Genre: Literary Fiction/Historical Fiction
My Rating: 5/5 Stars
I’ve been staring at my screen for a good five minutes now, wondering where to begin with a review of this book.
I guess I’ll start with this — I loved it.
I received an advance copy for review and a giveaway from my friends over at Flatiron Books and I couldn’t be happier about it. This book was right up my alley. The blurb on the back of the book describes it as “an utterly transporting novel set in 1930s colonial Malasia, perfect for fans of Isabel Allende and Min Jin Lee.” I’d absolutely agree with this assessment. As a fan of both authors, I found myself drawing certain comparisons to both throughout the novel. There were bits of mysterious magical realism that reminded me of Allende, and the gorgeous writing and sweeping plot that reminded me at times of Min Jin Lee’s Pachinko. And yet it is completely its own thing.

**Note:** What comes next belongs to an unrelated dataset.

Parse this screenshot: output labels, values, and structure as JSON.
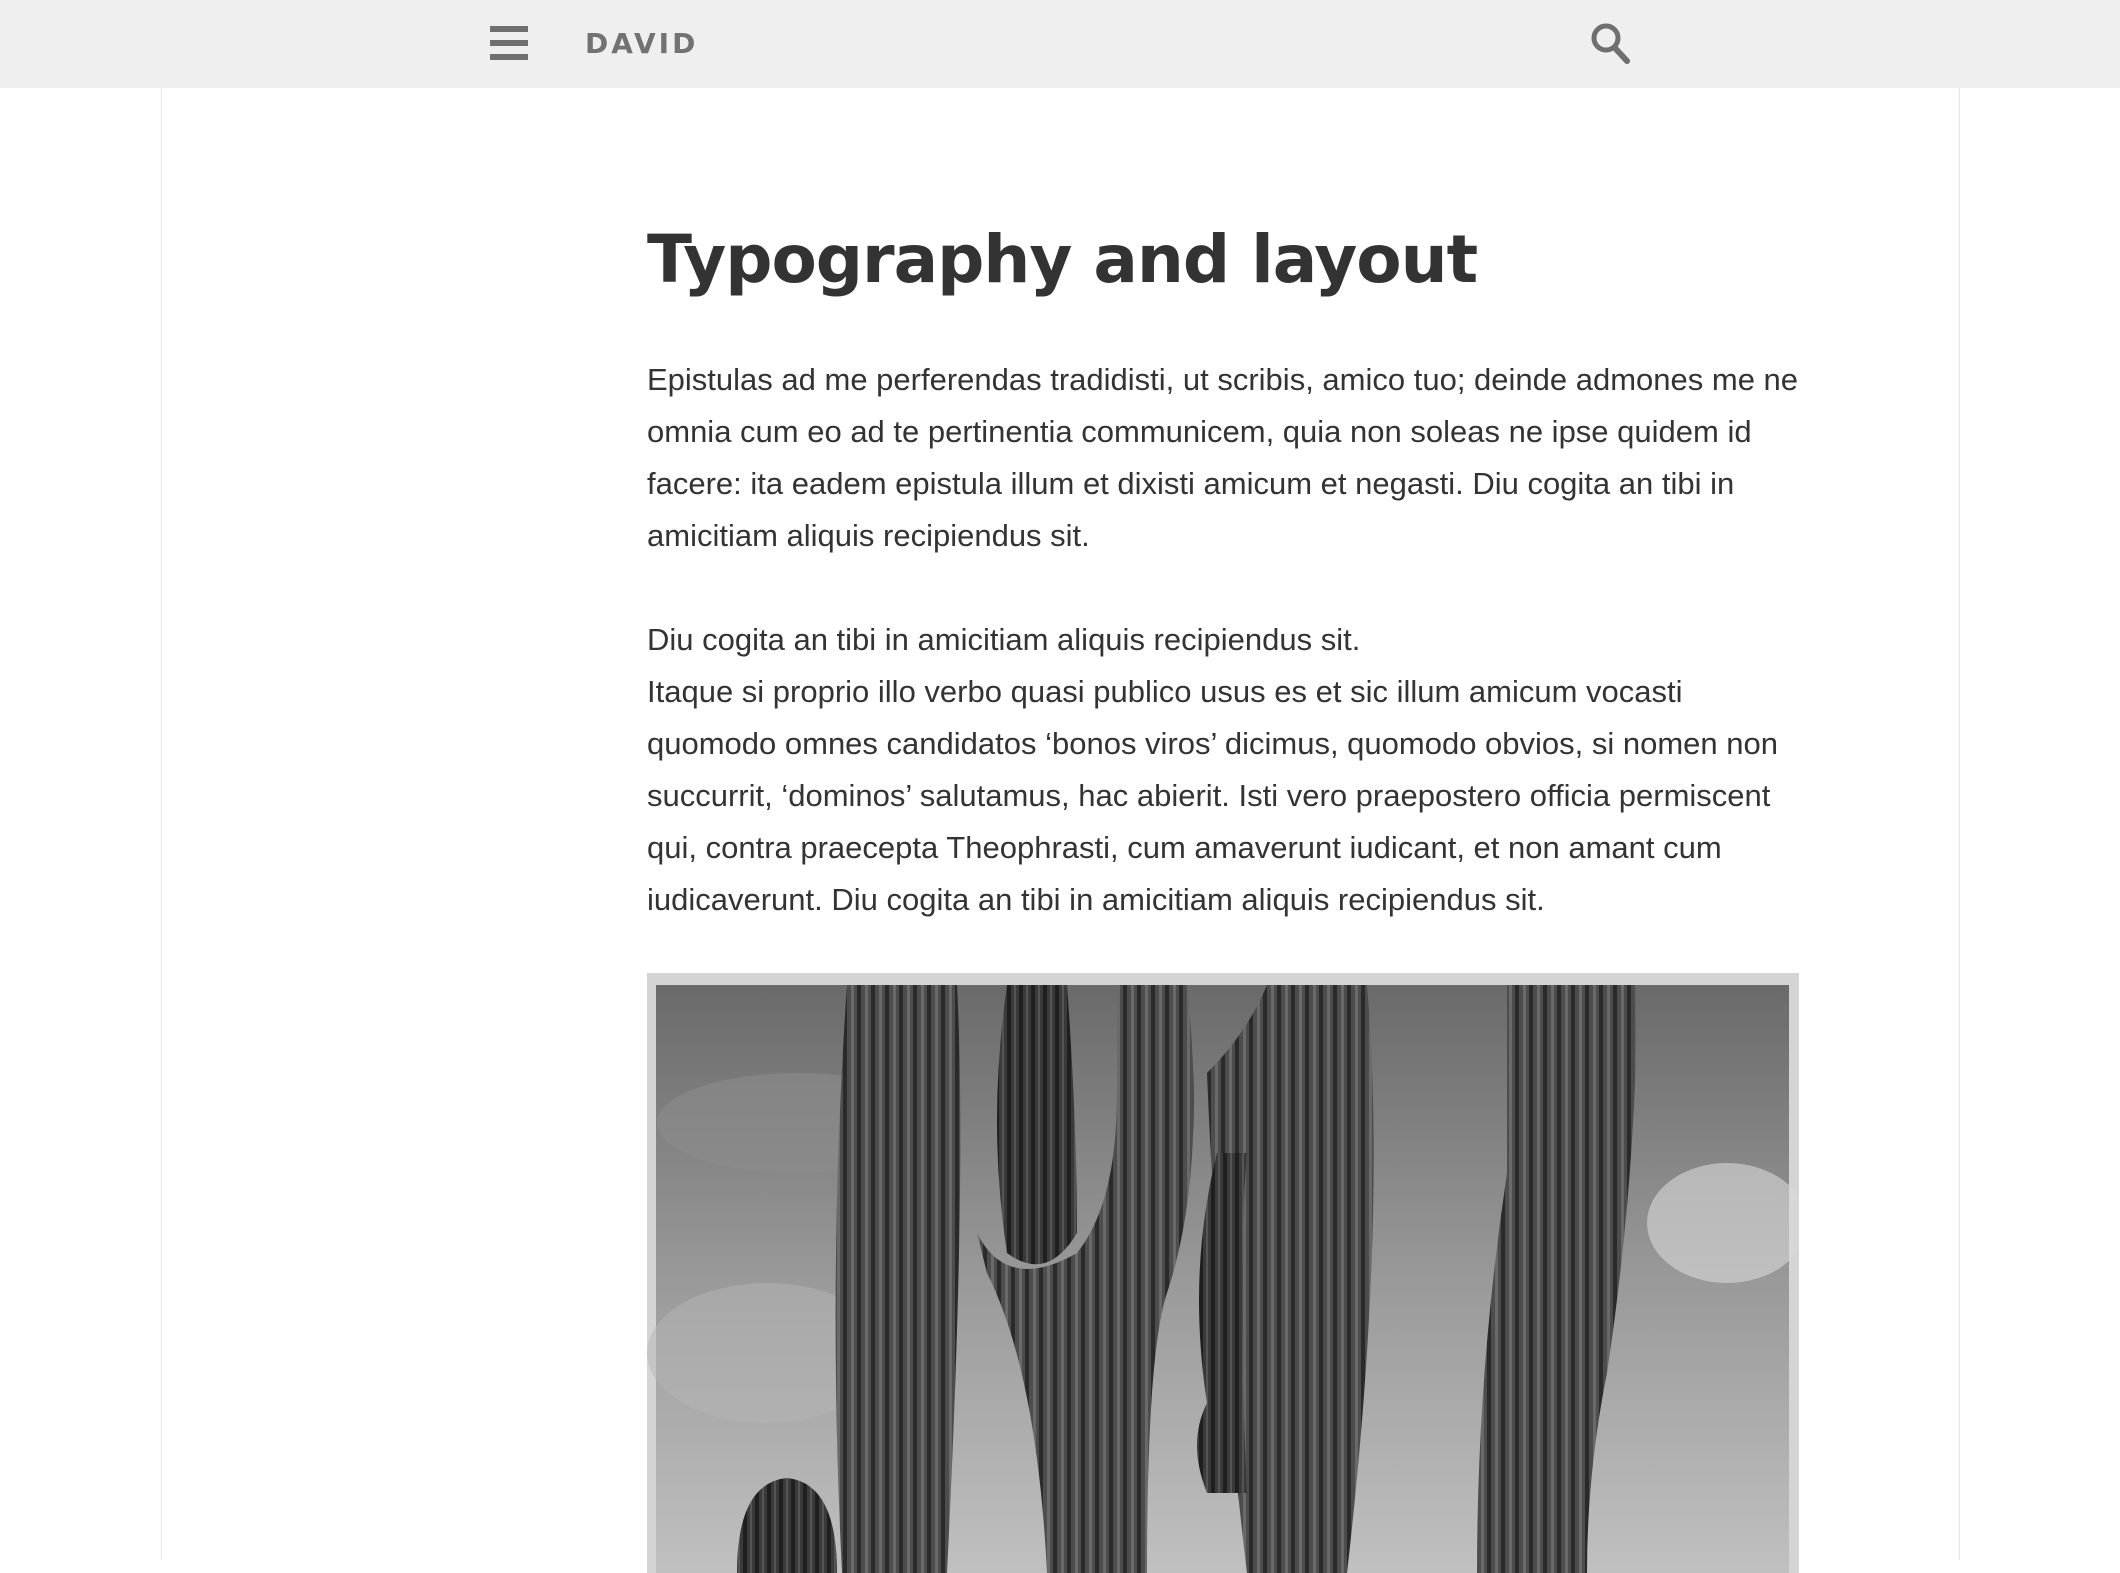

The Night Tiger is the story of Ji Lin, a young woman working part time in secret in a dance hall in order to help pay off her mother’s mahjong debts. While on the job, a salesman dancing with her gives her a strange item–a small jar with a finger in it. In another city, a young boy named Ren is taking care of his elderly master, a doctor on his deathbed. As his master dies, he gives Ren a final task–find his finger that he lost many years ago and bury it with him within forty-nine days or else his soul with be cursed to wander the world forever.

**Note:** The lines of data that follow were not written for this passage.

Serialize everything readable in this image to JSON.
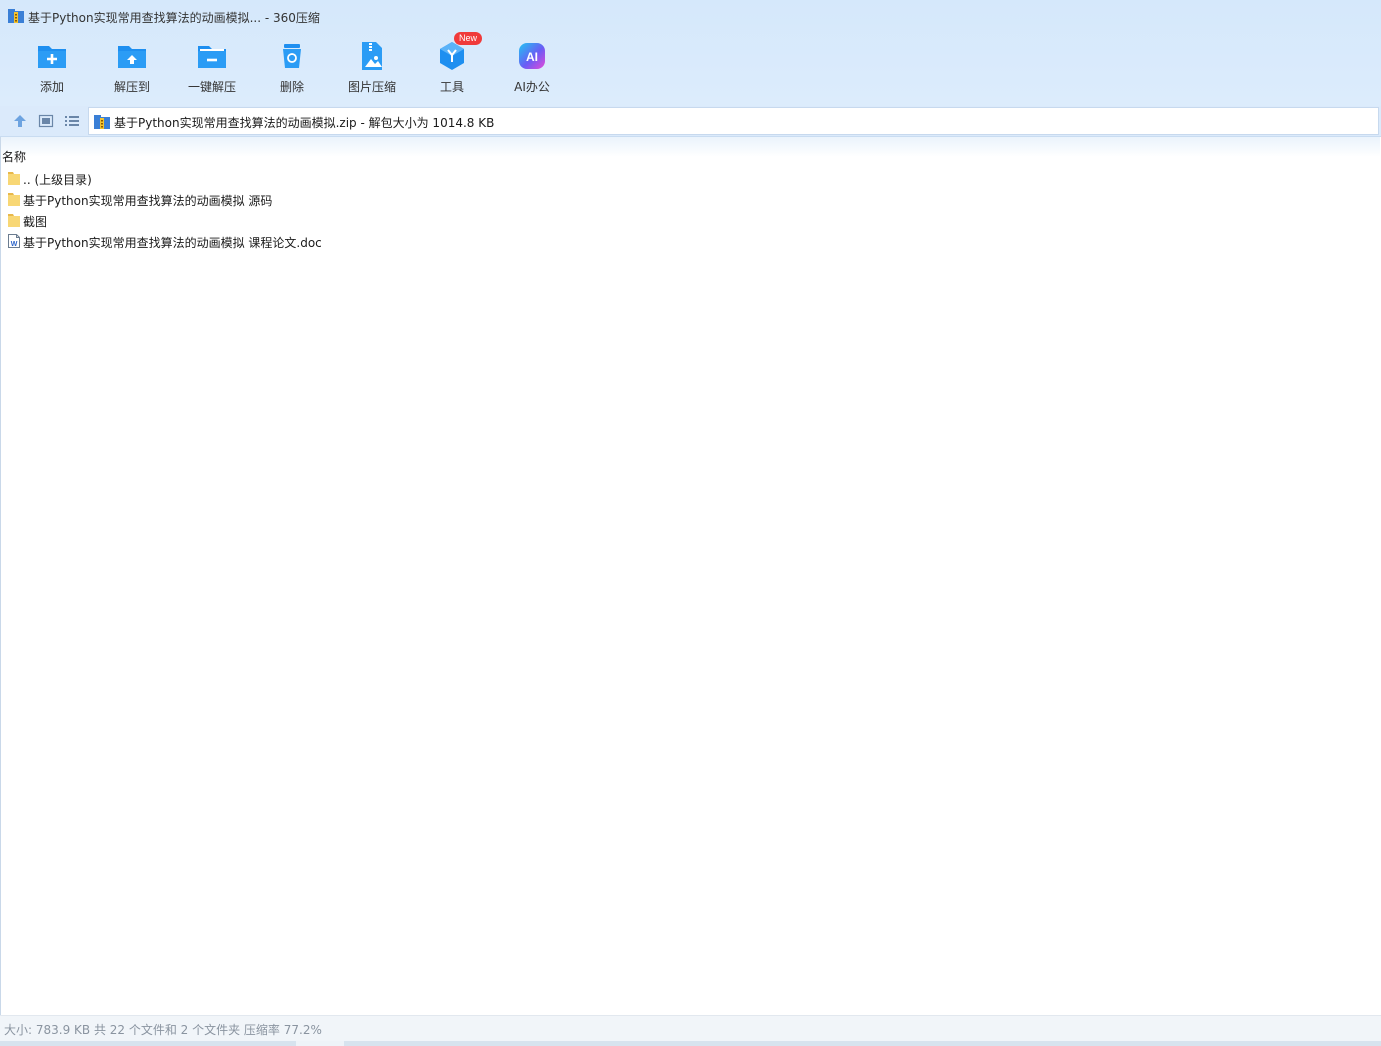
{
  "window": {
    "title": "基于Python实现常用查找算法的动画模拟... - 360压缩",
    "app_icon": "archive-icon"
  },
  "toolbar": {
    "buttons": [
      {
        "label": "添加",
        "icon": "add-folder-icon"
      },
      {
        "label": "解压到",
        "icon": "extract-to-icon"
      },
      {
        "label": "一键解压",
        "icon": "one-click-extract-icon"
      },
      {
        "label": "删除",
        "icon": "trash-icon"
      },
      {
        "label": "图片压缩",
        "icon": "image-compress-icon"
      },
      {
        "label": "工具",
        "icon": "tools-cube-icon",
        "badge": "New"
      },
      {
        "label": "AI办公",
        "icon": "ai-office-icon"
      }
    ]
  },
  "address_bar": {
    "nav": [
      "up-arrow-icon",
      "view-thumbnail-icon",
      "view-list-icon"
    ],
    "path": "基于Python实现常用查找算法的动画模拟.zip - 解包大小为 1014.8 KB"
  },
  "file_list": {
    "column_header": "名称",
    "rows": [
      {
        "name": ".. (上级目录)",
        "icon": "folder-icon"
      },
      {
        "name": "基于Python实现常用查找算法的动画模拟 源码",
        "icon": "folder-icon"
      },
      {
        "name": "截图",
        "icon": "folder-icon"
      },
      {
        "name": "基于Python实现常用查找算法的动画模拟 课程论文.doc",
        "icon": "word-doc-icon"
      }
    ]
  },
  "status_bar": {
    "text": "大小: 783.9 KB 共 22 个文件和 2 个文件夹 压缩率 77.2%"
  },
  "colors": {
    "accent": "#1e8ff0",
    "header_bg": "#d5e8fb",
    "badge": "#f03a3a",
    "folder": "#f8d775"
  }
}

The book is full of fascinating myths and bits of culture, from weretigers to Chinese number superstitions to the romanticization of names. The plot was sweeping and full of mystery and a forbidden romance, but I also found myself completely caught up in these bits of mythology and culture. I loved the bits of magical realism and I thought Choo weaved all these pieces together masterfully.
Choo is an excellent writer. The prose is elegant and beautiful and I grew really attached to these characters almost immediately. If I had a complaint, it would simply be that it wasn’t long enough. I wasn’t at all ready to say goodbye to these characters, this world, this story, or this mystery, by the time I reached the end. I felt like there could have been more, and the end felt even just a little bit rushed to me, although that very well could have been my own desire for it to continue on more than the actual pacing.
I came away from this book feeling like I know a lot more about this place and time. For example, I didn’t know that Malaya was the historic name for what is now present day Malaysia, and I knew even less about the culture and history of colonization in this area. The myths and superstitions were completely fascinating, and I loved the way they were so flawlessly integrated into the greater story.
If you’re a fan of books that weave together different storylines, elements of reality and magic and history, big sweeping stories and will take you away for a while, I think The Night Tiger might be the right read for you. It was certainly that kind of book for me.
Thanks again to Flatiron Books for the review copy! This book hit the shelves on February 12th and I absolutely urge you to go out and grab yourself a copy!